Exercise description
Any picture among the records should be left out, please; retype the rest exactly.

===== Task data

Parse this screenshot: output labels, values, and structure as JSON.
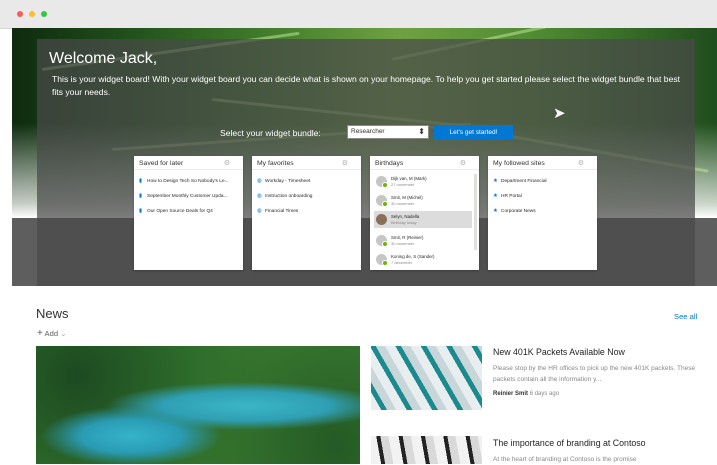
{
  "welcome": {
    "title": "Welcome Jack,",
    "intro": "This is your widget board! With your widget board you can decide what is shown on your homepage. To help you get started please select the widget bundle that best fits your needs.",
    "bundle_label": "Select your widget bundle:",
    "bundle_selected": "Researcher",
    "start_button": "Let's get started!"
  },
  "widgets": {
    "saved": {
      "title": "Saved for later",
      "items": [
        "How to Design Tech So Nobody's Le...",
        "September Monthly Customer Upda...",
        "Our Open Source Deals for Q4"
      ]
    },
    "favorites": {
      "title": "My favorites",
      "items": [
        "Workday - Timesheet",
        "Instruction onboarding",
        "Financial Times"
      ]
    },
    "birthdays": {
      "title": "Birthdays",
      "people": [
        {
          "name": "Dijk van, M (Mark)",
          "date": "27 november"
        },
        {
          "name": "Smit, M (Michel)",
          "date": "30 november"
        },
        {
          "name": "Selyn, Nadella",
          "date": "Birthday today"
        },
        {
          "name": "Smit, R (Reinier)",
          "date": "30 november"
        },
        {
          "name": "Koning de, S (Sander)",
          "date": "7 december"
        }
      ]
    },
    "sites": {
      "title": "My followed sites",
      "items": [
        "Department Financial",
        "HR Portal",
        "Corporate News"
      ]
    }
  },
  "news": {
    "title": "News",
    "add_label": "Add",
    "see_all": "See all",
    "articles": [
      {
        "title": "New 401K Packets Available Now",
        "text": "Please stop by the HR offices to pick up the new 401K packets. These packets contain all the information y...",
        "author": "Reinier Smit",
        "when": "6 days ago"
      },
      {
        "title": "The importance of branding at Contoso",
        "text": "At the heart of branding at Contoso is the promise"
      }
    ]
  },
  "icons": {
    "saved": "bookmark-icon",
    "favorites": "globe-icon",
    "sites": "star-icon",
    "settings": "gear-icon"
  },
  "colors": {
    "accent": "#0078d4"
  }
}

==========

Response to this exercise
Parse this screenshot: output labels, values, and structure as JSON.
{
  "welcome": {
    "title": "Welcome Jack,",
    "intro": "This is your widget board! With your widget board you can decide what is shown on your homepage. To help you get started please select the widget bundle that best fits your needs.",
    "bundle_label": "Select your widget bundle:",
    "bundle_selected": "Researcher",
    "start_button": "Let's get started!"
  },
  "widgets": {
    "saved": {
      "title": "Saved for later",
      "items": [
        "How to Design Tech So Nobody's Le...",
        "September Monthly Customer Upda...",
        "Our Open Source Deals for Q4"
      ]
    },
    "favorites": {
      "title": "My favorites",
      "items": [
        "Workday - Timesheet",
        "Instruction onboarding",
        "Financial Times"
      ]
    },
    "birthdays": {
      "title": "Birthdays",
      "people": [
        {
          "name": "Dijk van, M (Mark)",
          "date": "27 november"
        },
        {
          "name": "Smit, M (Michel)",
          "date": "30 november"
        },
        {
          "name": "Selyn, Nadella",
          "date": "Birthday today"
        },
        {
          "name": "Smit, R (Reinier)",
          "date": "30 november"
        },
        {
          "name": "Koning de, S (Sander)",
          "date": "7 december"
        }
      ]
    },
    "sites": {
      "title": "My followed sites",
      "items": [
        "Department Financial",
        "HR Portal",
        "Corporate News"
      ]
    }
  },
  "news": {
    "title": "News",
    "add_label": "Add",
    "see_all": "See all",
    "articles": [
      {
        "title": "New 401K Packets Available Now",
        "text": "Please stop by the HR offices to pick up the new 401K packets. These packets contain all the information y...",
        "author": "Reinier Smit",
        "when": "6 days ago"
      },
      {
        "title": "The importance of branding at Contoso",
        "text": "At the heart of branding at Contoso is the promise"
      }
    ]
  },
  "icons": {
    "saved": "bookmark-icon",
    "favorites": "globe-icon",
    "sites": "star-icon",
    "settings": "gear-icon"
  },
  "colors": {
    "accent": "#0078d4"
  }
}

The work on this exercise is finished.